This is where so called peace silk comes into play. Peace silk is a type of silk that does not include the death of the silkworms while sourcing and producing the fibre. It was first introduced by Kusuma Rajaiah who wanted to create a non-violent silk influenced by Gandhi’s philosophy. The moth gets to hatch out of its cocoon and is being kept alive after. Due to this method damaging the cocoon the silk fibres have to be spun instead of being reeled l resulting in a softer silk fabric. Therefore, the production of peace silk – also called ahimsa silk – is more labour intensive Due to a higher labour intensity and a longer production process peace silk is often way more expensive. 

So should we still buy silk? 

It has become clear that silk can often not be considered cruelty free and particular standards  largely missing. At the end of the day, animals are being exploited and  often humans, too. While silk is a beautiful fibre creating a sense of luxury and comfort for us, we should not forget the discomfort of others. That does not mean that we have to stop buying silk completely – we just need to be conscious when we do! We advise to look for GOTS certificates or other official certificates to ensure that the animals and workers that are involved in the production of your silk pieces are treated in a fair way. We have said this before and will continue to do so but balance is the first step. Be conscious when you buy silk.
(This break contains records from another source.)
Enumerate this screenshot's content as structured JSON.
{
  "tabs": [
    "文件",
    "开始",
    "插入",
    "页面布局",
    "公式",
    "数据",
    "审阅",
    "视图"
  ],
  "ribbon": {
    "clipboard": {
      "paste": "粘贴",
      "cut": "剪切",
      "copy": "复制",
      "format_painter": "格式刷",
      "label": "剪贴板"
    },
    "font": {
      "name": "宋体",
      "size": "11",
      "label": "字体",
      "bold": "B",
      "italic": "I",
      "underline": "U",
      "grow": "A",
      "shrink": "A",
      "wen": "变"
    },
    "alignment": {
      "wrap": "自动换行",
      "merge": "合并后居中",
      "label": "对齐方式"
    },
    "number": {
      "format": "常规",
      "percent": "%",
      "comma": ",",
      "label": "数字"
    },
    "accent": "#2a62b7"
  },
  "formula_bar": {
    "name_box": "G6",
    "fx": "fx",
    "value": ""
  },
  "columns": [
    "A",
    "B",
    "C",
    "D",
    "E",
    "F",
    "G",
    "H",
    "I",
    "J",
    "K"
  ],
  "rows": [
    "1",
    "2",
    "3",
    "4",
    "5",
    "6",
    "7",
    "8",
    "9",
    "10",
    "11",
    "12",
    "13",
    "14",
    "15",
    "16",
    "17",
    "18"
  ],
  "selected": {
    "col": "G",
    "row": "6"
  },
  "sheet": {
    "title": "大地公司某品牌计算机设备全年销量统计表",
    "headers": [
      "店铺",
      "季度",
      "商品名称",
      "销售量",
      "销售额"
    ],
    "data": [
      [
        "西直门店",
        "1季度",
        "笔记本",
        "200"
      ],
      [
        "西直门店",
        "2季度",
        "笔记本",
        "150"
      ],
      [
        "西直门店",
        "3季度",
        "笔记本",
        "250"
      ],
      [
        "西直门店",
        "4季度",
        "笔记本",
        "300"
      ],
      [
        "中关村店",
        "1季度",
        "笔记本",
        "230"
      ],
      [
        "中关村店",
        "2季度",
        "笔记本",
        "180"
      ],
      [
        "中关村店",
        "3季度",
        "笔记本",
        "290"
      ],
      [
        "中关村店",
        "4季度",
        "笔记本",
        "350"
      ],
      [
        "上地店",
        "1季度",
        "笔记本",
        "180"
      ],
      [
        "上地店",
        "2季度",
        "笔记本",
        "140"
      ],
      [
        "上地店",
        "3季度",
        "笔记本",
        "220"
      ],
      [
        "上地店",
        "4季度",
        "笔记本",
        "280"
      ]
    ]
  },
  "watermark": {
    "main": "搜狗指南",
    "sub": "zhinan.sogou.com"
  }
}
Make sure that if you do purchase a silk piece it is something that will bring you joy for a really long time.